* Geagea votes eclipsed by blank ballots
* Rival Aoun says no clear consensus emerged
* Politicians say presidential poll could take months (Adds details, quotes)
By Laila Bassam and Dominic Evans
BEIRUT, April 23 (Reuters) - Lebanese parliamentarians failed to elect a new president on Wednesday in a first round of voting deadlocked by domestic rifts and the war in Syria, which has polarised Middle East states that traditionally broker Lebanon's political deals.
Leading candidate Samir Geagea, a former warlord who spent 11 years in prison after Lebanon's civil war, fell well short of the required two-thirds support in a vote that could be the first of many attempts to agree on a successor to President Michel Suleiman.
Geagea won 48 of the votes cast by 124 deputies. His total was eclipsed by 52 blank papers submitted by political opponents determined to block his campaign but who have yet to rally behind any rival candidate.
The stalemate was no surprise in a country whose sectarian divisions have been deepened by the three-year-old war in neighbouring Syria and which has frequently relied on regional powers to impose a settlement over bickering political factions.

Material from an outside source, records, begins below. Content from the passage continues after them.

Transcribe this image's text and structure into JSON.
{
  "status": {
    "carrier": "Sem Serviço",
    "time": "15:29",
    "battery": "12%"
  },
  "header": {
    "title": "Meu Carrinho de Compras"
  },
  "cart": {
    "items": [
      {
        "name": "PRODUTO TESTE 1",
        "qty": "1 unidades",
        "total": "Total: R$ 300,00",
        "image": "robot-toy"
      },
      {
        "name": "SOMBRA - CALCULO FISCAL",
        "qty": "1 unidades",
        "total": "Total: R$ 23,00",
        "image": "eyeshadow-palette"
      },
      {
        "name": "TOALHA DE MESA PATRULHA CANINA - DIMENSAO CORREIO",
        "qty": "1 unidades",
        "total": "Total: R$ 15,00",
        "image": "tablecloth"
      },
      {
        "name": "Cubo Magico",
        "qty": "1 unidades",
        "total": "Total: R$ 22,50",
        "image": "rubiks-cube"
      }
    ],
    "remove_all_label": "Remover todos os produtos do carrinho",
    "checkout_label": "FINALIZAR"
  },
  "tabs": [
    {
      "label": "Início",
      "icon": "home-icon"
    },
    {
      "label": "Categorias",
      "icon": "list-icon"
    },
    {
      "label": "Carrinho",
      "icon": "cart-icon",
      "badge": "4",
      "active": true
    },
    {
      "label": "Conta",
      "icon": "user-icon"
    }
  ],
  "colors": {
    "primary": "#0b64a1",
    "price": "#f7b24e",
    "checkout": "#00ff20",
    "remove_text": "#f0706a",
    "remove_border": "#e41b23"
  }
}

That prospect is hampered by the devastating conflict in Syria where Saudi Arabia, which supports Lebanon's Sunni Muslim-led March 14 bloc, and Iran, which backs the Shi'ite militant Hezbollah and its March 8 allies, are arming opposing fighters.
"It's clear that no one has built a consensus around him," said former army chief Michel Aoun and prominent March 8 politician, who has made no secret of his own presidential ambitions but has yet to launch a campaign.
The 61-year-old Geagea was the only warlord to be imprisoned after Lebanon's 1975-1990 conflict, spending 11 years in jail for political murders and other killings, and was not expected to garner enough support for a successful challenge.
He was backed by the March 14 coalition which supports rebels fighting Syrian President Bashar al-Assad but opposed by March 8 parliamentarians led by Hezbollah, which is fighting in Syria for Assad against Sunni Muslim rebels and foreign jihadis.
In a clear protest against Geagea even standing for the presidency, a handful of ballot papers were filled out with the names of some of the people he was accused of killing during Lebanon's civil war.
Aoun led his own bloc of deputies out the chamber after the vote - preventing a second round in which the threshold for victory would be lowered from two-thirds to a half of deputies.
"We withdrew after the first round, while we await a consensus for a candidate," he told reporters.
The next round of voting will be held next Wednesday, parliamentary speaker Nabih Berri told deputies.
Lebanon's political system divides up political power among its various religious communities, allocating the presidency to Maronite Christians. The prime minister is a Sunni Muslim and the speaker of parliament a Shi'ite Muslim.
The search for a new president comes just one month after Prime Minister Tammam Salam, appointed in March last year, finally ended a year-long government vacuum when he won a vote of confidence in his new cabinet.
A prolonged delay in electing a president could put Lebanon back in limbo just when it most needs leadership to contain months of sectarian conflict and cope with a flood of Syrian refugees and a sharp slowdown in economic growth.
Suleiman, a former army chief like Aoun, was only picked as president in 2008 after six months of political argument, in a deal brokered by the Gulf state of Qatar.
Senior politicians have said the current presidential campaign could take just as long. A parliamentary election which had been scheduled for last summer was postponed until November 2014.
If parliament fails to elect a new president in next week's session, politicians might look for consensus candidates such as current army chief General Jean Kahwaji or Central Bank governor Riad Salameh, neither of whom has declared their intention to run at this stage. Other figures, low profile and potentially uncontroversial, may also emerge.
Geagea said he would continue his campaign. But with Druze leader Walid Jumblatt vowing to keep backing his own candidate, Henri Helou, who won 16 votes, there is little prospect of Geagea's fortunes improving and March 14 bloc has not committed to continue supporting him in any future round of votes. (Editing by Andrew Heavens)